My mother, barely listening to my complaints, would adjust her reading glasses and lament without looking up from her Vanity Fair, “Because I filled out the questionnaire wrong.” My first Victoria’s Secret push-up bra was the blessing I’d asked for.
“Excuse me?” I asked the sales girl, “What do you have that has the most padding? And can I have ten of them?” Working on commission, the young well-endowed college student was eager to send me home a full cup size larger.
“This one,” she picked out a hot pink number perfect for that night with Topher Grace I’d never have, “is probably my favorite.” She held it against herself, “It also comes in beige, black, white, and blue.”
“I’ll take them,” I said without hesitation and wore the white one out of the store. Sure, the very expensive bras had more than enough padding in it to make me feel like a line backer, but at least I was always ready to go long. Not to mention it also gave the illusion that I had a bust of some sort.
I’d love to say that after my purchase the boys were on me like Angelina Jolie on a black orphan, but unfortunately, I seem to only attract those pesky genuinely nice boys who don’t care about a girl's breasts or looks. You know, gay guys.
Popularity didn’t come so easily either. The very fact that I dress like a nun hindered me from ranking any higher than Drama Nerd in school. Even with padding, wearing a lacy V-neck “down to there” is out of the question.

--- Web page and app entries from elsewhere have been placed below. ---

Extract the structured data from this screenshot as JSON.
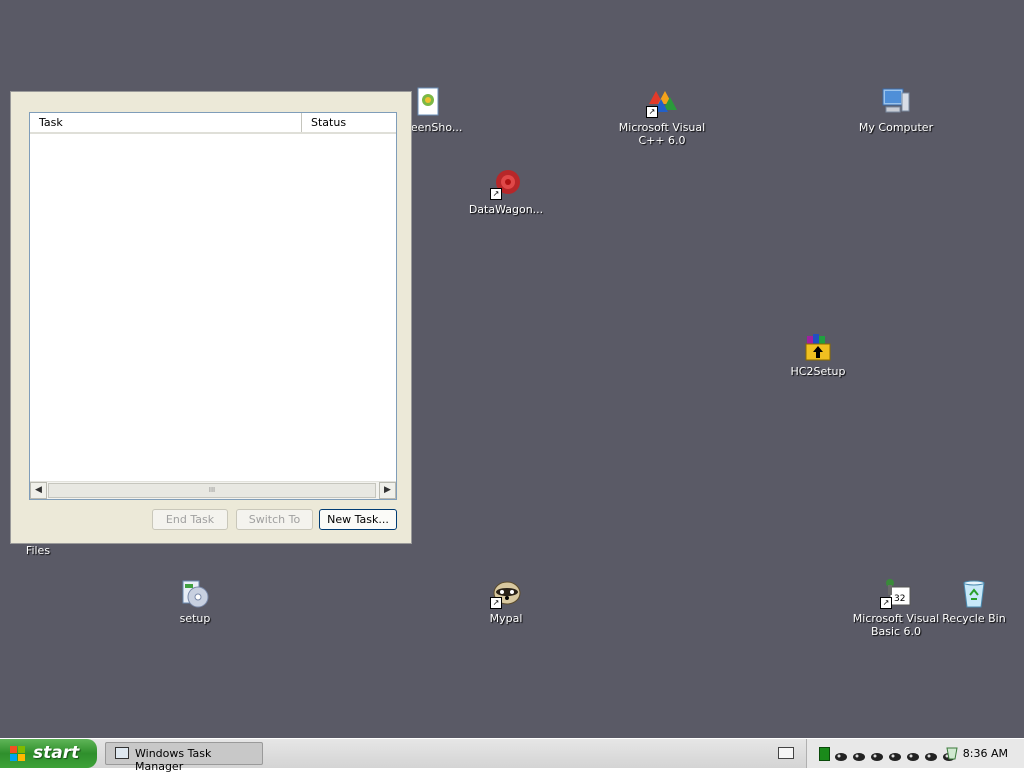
{
  "desktop": {
    "icons": [
      {
        "id": "screenshot",
        "label": "ScreenSho..."
      },
      {
        "id": "vcpp",
        "label": "Microsoft Visual C++ 6.0"
      },
      {
        "id": "mycomputer",
        "label": "My Computer"
      },
      {
        "id": "datawagon",
        "label": "DataWagon..."
      },
      {
        "id": "hc2setup",
        "label": "HC2Setup"
      },
      {
        "id": "files",
        "label": "Files"
      },
      {
        "id": "setup",
        "label": "setup"
      },
      {
        "id": "mypal",
        "label": "Mypal"
      },
      {
        "id": "vb6",
        "label": "Microsoft Visual Basic 6.0"
      },
      {
        "id": "recycle",
        "label": "Recycle Bin"
      }
    ]
  },
  "task_manager": {
    "columns": [
      "Task",
      "Status"
    ],
    "rows": [],
    "scroll_thumb_grip": "III",
    "buttons": {
      "end_task": "End Task",
      "switch_to": "Switch To",
      "new_task": "New Task..."
    }
  },
  "taskbar": {
    "start_label": "start",
    "tasks": [
      {
        "label": "Windows Task Manager"
      }
    ],
    "clock": "8:36 AM"
  },
  "colors": {
    "desktop_bg": "#5a5a66",
    "start_green": "#3da238",
    "window_bg": "#ece9d8"
  }
}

I just end up looking like a little girl playing dress up in her mother’s clothing. I had been convinced for years that I would never grow up, and eyed the leggy, full-busted, and seemingly perfect eleven year old Jamie Bohanan with a pure hatred that I’d later come to understand was jealousy.

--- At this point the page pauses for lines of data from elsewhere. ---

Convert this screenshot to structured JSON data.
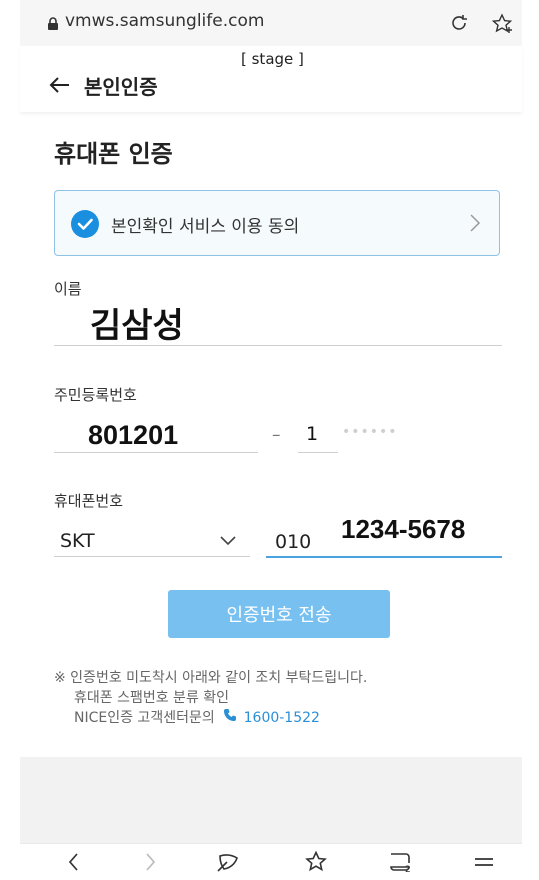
{
  "browser": {
    "url": "vmws.samsunglife.com",
    "lock_icon": "lock-icon",
    "reload_icon": "reload-icon",
    "add_favorite_icon": "star-plus-icon"
  },
  "appbar": {
    "stage_badge": "[ stage ]",
    "title": "본인인증",
    "back_icon": "back-arrow-icon"
  },
  "page": {
    "heading": "휴대폰 인증",
    "consent_label": "본인확인 서비스 이용 동의",
    "name_label": "이름",
    "name_value": "김삼성",
    "rrn_label": "주민등록번호",
    "rrn_front": "801201",
    "rrn_dash": "–",
    "rrn_back_first": "1",
    "rrn_back_mask": "••••••",
    "phone_label": "휴대폰번호",
    "carrier": "SKT",
    "phone_prefix": "010",
    "phone_number": "1234-5678",
    "send_button": "인증번호 전송",
    "notice_line1": "※ 인증번호 미도착시 아래와 같이 조치 부탁드립니다.",
    "notice_line2": "휴대폰 스팸번호 분류 확인",
    "notice_line3_prefix": "NICE인증 고객센터문의",
    "notice_phone": "1600-1522"
  },
  "colors": {
    "accent": "#1a8fe0",
    "button": "#77c0f0",
    "link": "#2b8fd6"
  },
  "bottom_nav": [
    "chevron-left-icon",
    "chevron-right-icon",
    "tab-swipe-icon",
    "star-icon",
    "tabs-count-icon",
    "menu-icon"
  ]
}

Boys flocked to “that slut” as my friends and I called her lovingly between bites of Lunchable in the blue and white ‘cafetorium’ that never failed to be a perfect fifty-four degrees. As she waltzed by our brown table, swishing her newly arrived hips through the air like Naomi Campbell (pre-crazy) on the catwalk, my flat-chested friends and I would try to burn holes into her skull with our eyes- while really trying to pick up fashion tips- or picture her slipping on an impeccably placed banana peel so at least she could at least feel as awkward as we did. We were too naive to realize that she probably did feel as awkward as we did, just for a different reason. When she was finally out of earshot, nine times out of ten I would be the one to lead us into a chorus of “I hate her”. She had a life none of us could have or understand, a life with more problems than we would probably ever know. Our dream was her reality, and the reason she never went to a sleepover or a pool party. When she’s famous for being beautiful and people roll their eyes when she tells Vogue she was teased as a girl, I’ll believe her, because I was there and I was probably the one she’s talking about who called her a whore.